Stored entries
[Start of Attachment]
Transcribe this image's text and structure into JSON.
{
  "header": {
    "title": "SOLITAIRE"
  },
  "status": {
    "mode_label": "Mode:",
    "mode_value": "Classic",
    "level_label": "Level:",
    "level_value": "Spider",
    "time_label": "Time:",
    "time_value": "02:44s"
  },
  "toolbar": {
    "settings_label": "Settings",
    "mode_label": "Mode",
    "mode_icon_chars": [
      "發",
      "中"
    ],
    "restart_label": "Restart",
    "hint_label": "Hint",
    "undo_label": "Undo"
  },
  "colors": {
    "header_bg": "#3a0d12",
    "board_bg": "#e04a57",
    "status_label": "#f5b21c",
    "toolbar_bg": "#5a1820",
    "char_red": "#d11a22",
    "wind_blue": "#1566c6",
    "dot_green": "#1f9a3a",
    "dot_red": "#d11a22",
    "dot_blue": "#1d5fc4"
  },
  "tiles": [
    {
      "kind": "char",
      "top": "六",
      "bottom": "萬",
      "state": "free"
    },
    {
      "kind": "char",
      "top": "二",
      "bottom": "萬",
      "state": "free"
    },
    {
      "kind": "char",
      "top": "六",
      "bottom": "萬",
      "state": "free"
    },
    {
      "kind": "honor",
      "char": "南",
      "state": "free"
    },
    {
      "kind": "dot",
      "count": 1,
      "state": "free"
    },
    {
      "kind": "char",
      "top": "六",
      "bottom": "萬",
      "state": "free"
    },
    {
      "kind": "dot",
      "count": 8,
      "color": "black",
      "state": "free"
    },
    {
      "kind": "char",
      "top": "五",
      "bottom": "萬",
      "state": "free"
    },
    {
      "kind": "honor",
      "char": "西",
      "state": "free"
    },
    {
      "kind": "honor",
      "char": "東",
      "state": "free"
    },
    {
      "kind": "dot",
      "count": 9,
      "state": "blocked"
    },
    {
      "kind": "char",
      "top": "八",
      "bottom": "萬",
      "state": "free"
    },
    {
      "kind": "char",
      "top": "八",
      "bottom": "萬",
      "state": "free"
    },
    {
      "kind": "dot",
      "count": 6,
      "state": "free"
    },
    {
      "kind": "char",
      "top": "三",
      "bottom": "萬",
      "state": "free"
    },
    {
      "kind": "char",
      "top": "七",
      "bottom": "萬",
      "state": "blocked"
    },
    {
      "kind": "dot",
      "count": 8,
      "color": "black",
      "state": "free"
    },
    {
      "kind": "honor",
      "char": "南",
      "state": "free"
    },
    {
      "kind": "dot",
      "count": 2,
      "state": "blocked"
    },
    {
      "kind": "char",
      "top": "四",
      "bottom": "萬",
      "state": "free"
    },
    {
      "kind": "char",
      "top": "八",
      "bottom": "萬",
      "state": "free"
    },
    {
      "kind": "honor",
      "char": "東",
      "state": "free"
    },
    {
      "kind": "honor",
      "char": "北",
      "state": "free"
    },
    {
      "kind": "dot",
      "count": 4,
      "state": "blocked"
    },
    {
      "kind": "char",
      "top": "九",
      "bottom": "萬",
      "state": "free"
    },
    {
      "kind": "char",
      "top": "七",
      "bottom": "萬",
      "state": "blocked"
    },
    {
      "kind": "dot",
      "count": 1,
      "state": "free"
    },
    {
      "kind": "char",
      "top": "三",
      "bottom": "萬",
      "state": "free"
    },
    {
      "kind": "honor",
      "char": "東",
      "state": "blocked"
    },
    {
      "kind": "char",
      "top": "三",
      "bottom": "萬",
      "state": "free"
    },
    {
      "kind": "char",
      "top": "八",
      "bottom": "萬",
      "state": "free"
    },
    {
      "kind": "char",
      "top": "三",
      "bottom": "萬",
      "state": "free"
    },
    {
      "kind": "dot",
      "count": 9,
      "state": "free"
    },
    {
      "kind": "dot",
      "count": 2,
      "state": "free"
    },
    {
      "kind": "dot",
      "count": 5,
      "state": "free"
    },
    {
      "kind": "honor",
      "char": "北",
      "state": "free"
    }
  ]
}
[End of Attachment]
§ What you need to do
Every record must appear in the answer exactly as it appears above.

§ Output for this task
Transcribe this image's text and structure into JSON.
{
  "header": {
    "title": "SOLITAIRE"
  },
  "status": {
    "mode_label": "Mode:",
    "mode_value": "Classic",
    "level_label": "Level:",
    "level_value": "Spider",
    "time_label": "Time:",
    "time_value": "02:44s"
  },
  "toolbar": {
    "settings_label": "Settings",
    "mode_label": "Mode",
    "mode_icon_chars": [
      "發",
      "中"
    ],
    "restart_label": "Restart",
    "hint_label": "Hint",
    "undo_label": "Undo"
  },
  "colors": {
    "header_bg": "#3a0d12",
    "board_bg": "#e04a57",
    "status_label": "#f5b21c",
    "toolbar_bg": "#5a1820",
    "char_red": "#d11a22",
    "wind_blue": "#1566c6",
    "dot_green": "#1f9a3a",
    "dot_red": "#d11a22",
    "dot_blue": "#1d5fc4"
  },
  "tiles": [
    {
      "kind": "char",
      "top": "六",
      "bottom": "萬",
      "state": "free"
    },
    {
      "kind": "char",
      "top": "二",
      "bottom": "萬",
      "state": "free"
    },
    {
      "kind": "char",
      "top": "六",
      "bottom": "萬",
      "state": "free"
    },
    {
      "kind": "honor",
      "char": "南",
      "state": "free"
    },
    {
      "kind": "dot",
      "count": 1,
      "state": "free"
    },
    {
      "kind": "char",
      "top": "六",
      "bottom": "萬",
      "state": "free"
    },
    {
      "kind": "dot",
      "count": 8,
      "color": "black",
      "state": "free"
    },
    {
      "kind": "char",
      "top": "五",
      "bottom": "萬",
      "state": "free"
    },
    {
      "kind": "honor",
      "char": "西",
      "state": "free"
    },
    {
      "kind": "honor",
      "char": "東",
      "state": "free"
    },
    {
      "kind": "dot",
      "count": 9,
      "state": "blocked"
    },
    {
      "kind": "char",
      "top": "八",
      "bottom": "萬",
      "state": "free"
    },
    {
      "kind": "char",
      "top": "八",
      "bottom": "萬",
      "state": "free"
    },
    {
      "kind": "dot",
      "count": 6,
      "state": "free"
    },
    {
      "kind": "char",
      "top": "三",
      "bottom": "萬",
      "state": "free"
    },
    {
      "kind": "char",
      "top": "七",
      "bottom": "萬",
      "state": "blocked"
    },
    {
      "kind": "dot",
      "count": 8,
      "color": "black",
      "state": "free"
    },
    {
      "kind": "honor",
      "char": "南",
      "state": "free"
    },
    {
      "kind": "dot",
      "count": 2,
      "state": "blocked"
    },
    {
      "kind": "char",
      "top": "四",
      "bottom": "萬",
      "state": "free"
    },
    {
      "kind": "char",
      "top": "八",
      "bottom": "萬",
      "state": "free"
    },
    {
      "kind": "honor",
      "char": "東",
      "state": "free"
    },
    {
      "kind": "honor",
      "char": "北",
      "state": "free"
    },
    {
      "kind": "dot",
      "count": 4,
      "state": "blocked"
    },
    {
      "kind": "char",
      "top": "九",
      "bottom": "萬",
      "state": "free"
    },
    {
      "kind": "char",
      "top": "七",
      "bottom": "萬",
      "state": "blocked"
    },
    {
      "kind": "dot",
      "count": 1,
      "state": "free"
    },
    {
      "kind": "char",
      "top": "三",
      "bottom": "萬",
      "state": "free"
    },
    {
      "kind": "honor",
      "char": "東",
      "state": "blocked"
    },
    {
      "kind": "char",
      "top": "三",
      "bottom": "萬",
      "state": "free"
    },
    {
      "kind": "char",
      "top": "八",
      "bottom": "萬",
      "state": "free"
    },
    {
      "kind": "char",
      "top": "三",
      "bottom": "萬",
      "state": "free"
    },
    {
      "kind": "dot",
      "count": 9,
      "state": "free"
    },
    {
      "kind": "dot",
      "count": 2,
      "state": "free"
    },
    {
      "kind": "dot",
      "count": 5,
      "state": "free"
    },
    {
      "kind": "honor",
      "char": "北",
      "state": "free"
    }
  ]
}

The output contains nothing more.